Lunik III, however, turns out to be a less definitive achievement than Moore and other sportsmen have been willing to allow. Far from laying to rest all doubts about the authenticity of Lunik II, the third moon shot stirs up some questions on its own account.
Lloyd Mallan's Investigation
The strange saga of the Luniks properly begins with a science writer named Lloyd Mallan, who took an extensive tour through the Soviet Union last year, and returned to America convinced the Communists were several decades behind this country in scientific and miliitary development.
When Lunik I was announced on January 2 of this year, Mallan conducted a thorough personal investigation...
Mallan thereupon charged that Lunik I was a hoax -- an allegation he made in True magazine, before a congressional committe, and in a book called Russia and the Big Red Lie...
In no instance to date has anyone been able to explain away the facts that Mallan has assembled, or been able scientifically to challenge his interpretation of them...

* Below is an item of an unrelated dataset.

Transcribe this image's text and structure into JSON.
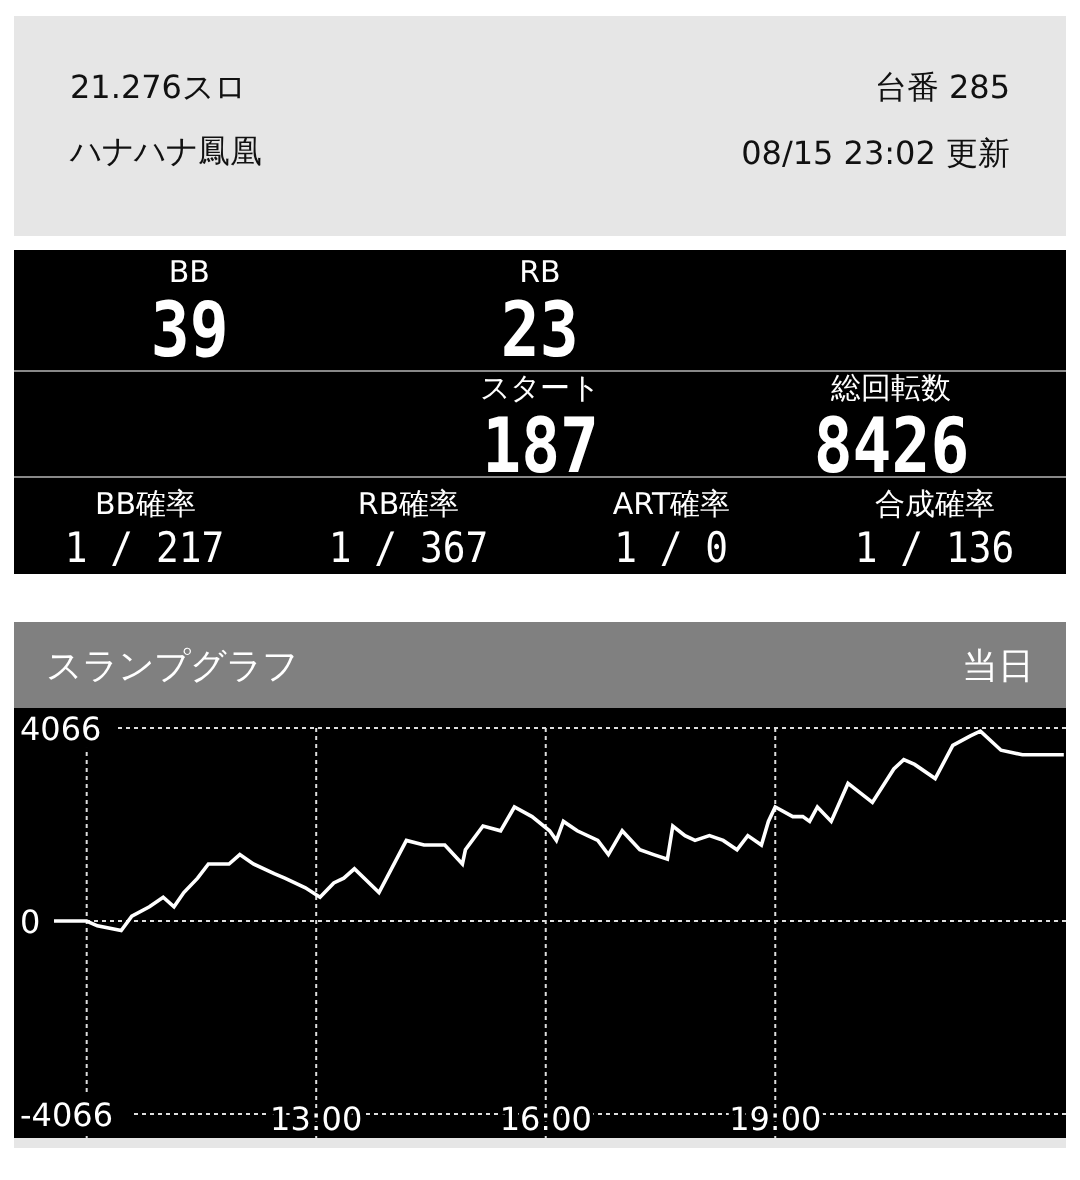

As to the alleged existence of orbiting satellites, the origin of the hoax is said to begin with the Soviet Sputnik of 1956 which is often stated to be the first satellite, but it was preceeded by an american attempt to launch a satellite earlier in the year which failed. 'Science and Mechanics' magazine ran a series of articles by Lloyd Mallan in 1966 entitled 'Russia's Space Hoax.' These were then combined and published as a book. The thesis of 'Russia's Space Hoax' is that Sputnik as well as the entire Soviet space program was faked. Lloyd Mallan was an astronomer and author of multiple books on modern astronomy. As one might infer from the title of the journal in which the articles first appeared, 'Russia's Space Hoax' is a highly technical book.
In other words, the Russians hide things which many Americans would like to hide about their own program, but with more success. Blame for this must be placed on the high-level decision to utilize successes in space as a propaganda tool for displaying 'the superiority of socialism'.
Since 1957, Mr. Mallan has maintained that each successive Russian space feat has been faked or greatly exaggerated. In 1959 he testified before Congress that the Russian moon-probe had never existed. The next year he maintained that the farside moon photos were faked. Later he picked up and played up the discrepancies and distortions in the manned flight program. The 1965 space-walk was a fake, he maintained; the 1967 Soyuz disaster was not what it appeared, he claims, but was possibly the first 'real' Russian spaceflight.
The Mir missions/space shuttle missions are faked/falsified in the same way.